Working together through continuous learning to improve the quality of life for all in DeKalb County, Indiana
An education initiative of the Community Foundation of DeKalb County

Learning 123s Just as Important as ABCs

Written June 24th, 2010 by
Categories: Early Childhood Learning - Publications

The Star

by Lindsay W. Brown

June 24, 2010

As adults we use numbers every day, whether it’s balancing our checkbook or deciding how many cups of flour we need for a recipe. Few of us remember how we learned those basic number skills but would agree that we couldn’t live without them.

According to Pam Leffers, Director of Programs for Early Childhood Alliance, “even though ‘learning your ABCs’ may get more attention, number sense is a very important skill for young children.” In fact, the DeKalb County Learning Link early childhood team has set a goal that all children in DeKalb County will be able to “count ten objects” and “recognize numbers 0-10” when they enter kindergarten. Leffers continues, “believe it or not, starting school with this basic skill helps your children become better readers and writers early in their schooling.”

Just as children can sing the ABC song , most of us have seen children who take a deep breath and count to 100, but have little idea what the numbers mean. Leffers states, “the ability to recite numbers is a memory task, but children must also learn that numbers are used to count objects, and that each group of objects can be represented by a symbol.”

There are so many opportunities in the home and through everyday routines to experience numbers. In fact, using counting to solve everyday problems is much more meaningful for children than sitting down with flash cards.

Most children are eager to use counting skills for fun and will take any collection of objects to practice, such as pennies, buttons or marbles. Adding an egg carton or muffin tin will challenge a child to put one object in each cup, which further supports number sense.

Most of us have watched children counting objects and skipping one or counting something twice. This is a normal part of the learning process. As children approach kindergarten, however, they begin to understand that each object is only counted once and that each is associated with a specific number name.

Early Childhood Alliance offers the following easy ideas for encouraging your child’s number sense:

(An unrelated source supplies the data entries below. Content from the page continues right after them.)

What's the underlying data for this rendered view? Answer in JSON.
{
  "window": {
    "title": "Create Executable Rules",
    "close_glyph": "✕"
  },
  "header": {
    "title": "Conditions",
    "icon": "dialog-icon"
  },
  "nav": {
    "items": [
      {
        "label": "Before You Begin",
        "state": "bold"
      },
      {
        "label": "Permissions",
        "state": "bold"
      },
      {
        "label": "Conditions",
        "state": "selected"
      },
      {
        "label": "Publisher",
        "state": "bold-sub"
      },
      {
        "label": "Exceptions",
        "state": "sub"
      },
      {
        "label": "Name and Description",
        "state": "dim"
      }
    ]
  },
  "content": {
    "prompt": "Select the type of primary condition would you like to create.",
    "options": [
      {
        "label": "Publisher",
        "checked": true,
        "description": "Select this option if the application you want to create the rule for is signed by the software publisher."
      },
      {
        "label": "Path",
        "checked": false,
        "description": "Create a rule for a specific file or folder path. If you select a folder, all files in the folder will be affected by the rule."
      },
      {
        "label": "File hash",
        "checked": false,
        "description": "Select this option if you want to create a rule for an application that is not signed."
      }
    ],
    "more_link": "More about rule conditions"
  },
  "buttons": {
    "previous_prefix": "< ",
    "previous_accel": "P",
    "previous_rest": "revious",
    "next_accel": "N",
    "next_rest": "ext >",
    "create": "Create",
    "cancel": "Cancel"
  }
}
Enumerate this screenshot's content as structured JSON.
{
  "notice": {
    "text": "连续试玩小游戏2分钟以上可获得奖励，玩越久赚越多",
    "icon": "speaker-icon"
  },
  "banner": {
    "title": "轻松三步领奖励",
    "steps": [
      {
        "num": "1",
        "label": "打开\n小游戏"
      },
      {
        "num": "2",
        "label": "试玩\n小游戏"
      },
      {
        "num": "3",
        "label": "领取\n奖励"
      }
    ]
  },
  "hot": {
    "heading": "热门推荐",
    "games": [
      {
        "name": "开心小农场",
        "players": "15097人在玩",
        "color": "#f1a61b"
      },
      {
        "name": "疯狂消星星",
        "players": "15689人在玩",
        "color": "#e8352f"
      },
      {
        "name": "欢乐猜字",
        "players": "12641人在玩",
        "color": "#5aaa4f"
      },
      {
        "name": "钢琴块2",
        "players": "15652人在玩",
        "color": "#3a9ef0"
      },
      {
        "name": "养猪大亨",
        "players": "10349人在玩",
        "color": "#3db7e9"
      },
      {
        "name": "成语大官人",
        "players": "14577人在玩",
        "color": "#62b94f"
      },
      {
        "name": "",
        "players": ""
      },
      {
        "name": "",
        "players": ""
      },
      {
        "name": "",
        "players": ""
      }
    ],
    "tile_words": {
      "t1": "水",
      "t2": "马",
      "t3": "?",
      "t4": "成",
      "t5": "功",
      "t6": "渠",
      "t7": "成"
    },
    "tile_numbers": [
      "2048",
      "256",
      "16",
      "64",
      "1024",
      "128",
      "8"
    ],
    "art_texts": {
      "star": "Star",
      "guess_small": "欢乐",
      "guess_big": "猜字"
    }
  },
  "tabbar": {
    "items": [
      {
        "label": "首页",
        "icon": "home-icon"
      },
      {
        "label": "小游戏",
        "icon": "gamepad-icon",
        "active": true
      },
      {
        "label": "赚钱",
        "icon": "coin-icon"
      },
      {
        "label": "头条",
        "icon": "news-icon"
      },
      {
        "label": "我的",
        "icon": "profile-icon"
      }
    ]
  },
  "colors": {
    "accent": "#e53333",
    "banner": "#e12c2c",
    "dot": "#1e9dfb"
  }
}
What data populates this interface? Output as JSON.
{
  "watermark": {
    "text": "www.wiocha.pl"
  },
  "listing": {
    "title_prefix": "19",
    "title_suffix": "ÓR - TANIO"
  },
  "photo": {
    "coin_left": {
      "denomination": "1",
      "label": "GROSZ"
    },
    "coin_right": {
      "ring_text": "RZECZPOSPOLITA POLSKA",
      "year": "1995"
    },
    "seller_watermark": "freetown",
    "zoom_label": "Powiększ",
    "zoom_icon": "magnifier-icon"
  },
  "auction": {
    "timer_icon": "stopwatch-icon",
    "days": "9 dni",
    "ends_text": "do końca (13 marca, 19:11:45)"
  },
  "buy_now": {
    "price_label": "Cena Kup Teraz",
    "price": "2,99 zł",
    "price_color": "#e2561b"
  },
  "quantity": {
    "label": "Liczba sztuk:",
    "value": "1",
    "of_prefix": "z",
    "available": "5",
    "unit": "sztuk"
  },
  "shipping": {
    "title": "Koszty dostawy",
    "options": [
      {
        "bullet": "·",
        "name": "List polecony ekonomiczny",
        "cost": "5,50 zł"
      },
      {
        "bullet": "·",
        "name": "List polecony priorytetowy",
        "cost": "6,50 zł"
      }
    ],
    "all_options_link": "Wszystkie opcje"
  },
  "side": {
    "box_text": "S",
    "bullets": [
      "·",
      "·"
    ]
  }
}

  • While shopping, ask your child to help you fill the cart. For example, ask for “three cans of green beans” or “five apples”. Make a shopping list that includes the numerals 1-10 and ask your child to help you “read” the list.
  • Go on a number hunt around the house. Computer keyboards, remote controls, newspapers, microwaves, and telephones, all examples of everyday objects with numbers.
  • Ask your child to help you set the table, letting them know how many people to include. Remind them that every person will need a plate, cup, and silverware.
  • Play simple board games with your child that require counting spaces to advance.
  • Count off the number of days to a special event or vacation by making a paper chain. Ask the child to remove one chain every day and count the number of days remaining. You can also write the appropriate numeral on each chain.

DeKalb County public libraries have a vast collection of children’s books about counting you can use; and if you have questions, librarians in the children’s departments love to help you sort out the right books for your child’s age and development. It’s important for your child to see you using numbers in everyday life whether it’s following a recipe or measuring the length of a room. Finally, make sure to keep learning fun so that your child enters kindergarten eager for the next step in the world of numbers.

For more information about Learning Link, an initiative of the DeKalb County Community Foundation, or a four-page booklet of low- and no-cost learning resources available in DeKalb County, go to www.dekalblearninglink.org and click on ‘Community and Parent Resources’, then ‘Early Childhood’, or call Judy Sorg at the DeKalb County Community Foundation, 260-925-0311 or e-mail Jsorg@dekalbfoundation.org.